Friday links: forged pictures and old jokes
Some stories we’ve been reading this week:
Art comes to life
In Orange County there are few traditions as long-running as the Pageant of the Masters, a two-month-long display devoted to “living pictures” in which costumed actors pose as well-known works of art. Here’s why it’s worth a serious look.
And from living pictures we move to a picture that turns to life in this short from 1901, featuring one of the earliest instances of special effects.
The artist’s essence
Recent studies suggest that “art is seen as imbued with the person’s soul/essence,” which might explain why original artworks move us more than reproductions.
It also makes one wonder about how we interpret forgeries.

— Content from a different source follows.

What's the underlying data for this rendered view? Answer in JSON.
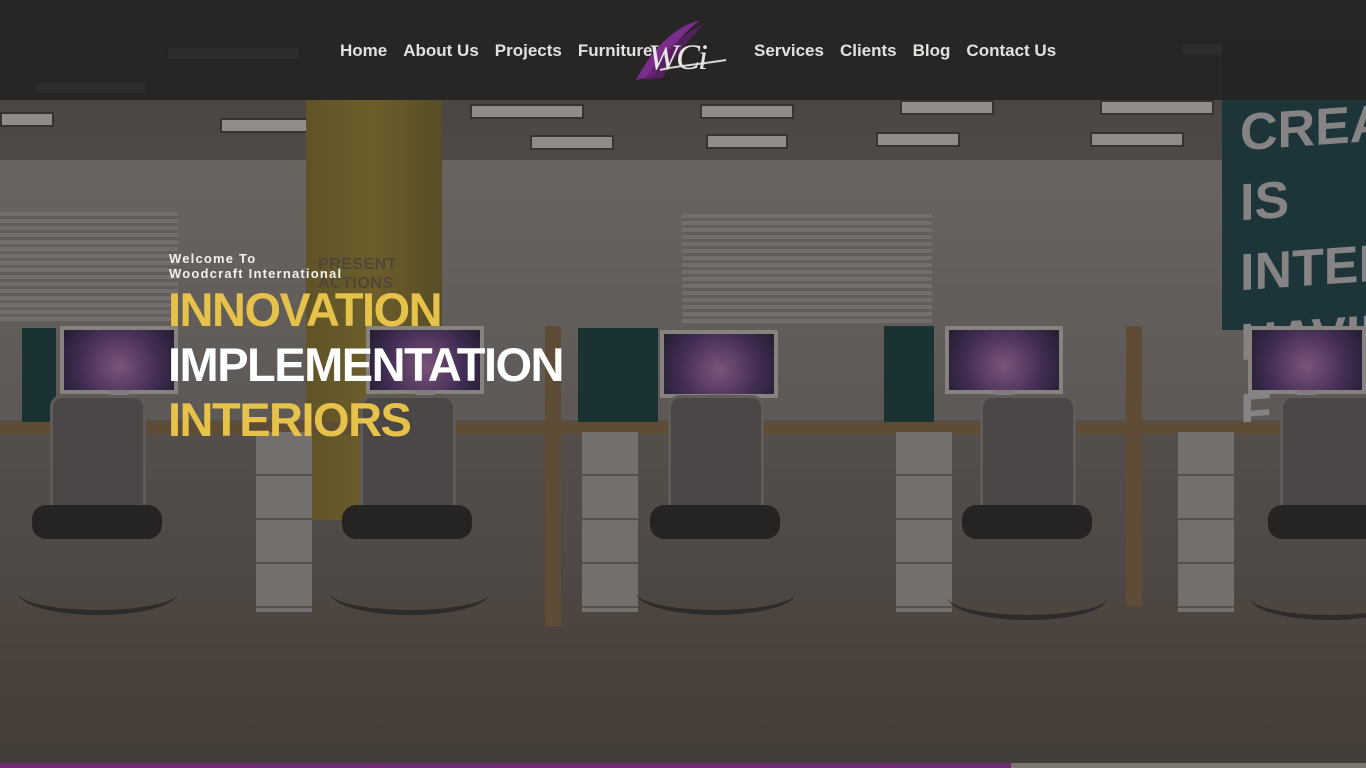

Here’s an interactive feature that allows you to compare a prolific forger’s handiwork with the originals.
Reshuffling the Classics
Boston’s Museum of Fine Arts has reorganized its Greek ancient art collection from chronological order to three themes.
And speaking of ancient Greeks, the Philogelo is an ancient collection of jokes written in Greek probably dating to the fifth century A.D. – though some of its gags go back centuries earlier. Here are the three funniest, according to a totally unscientific poll.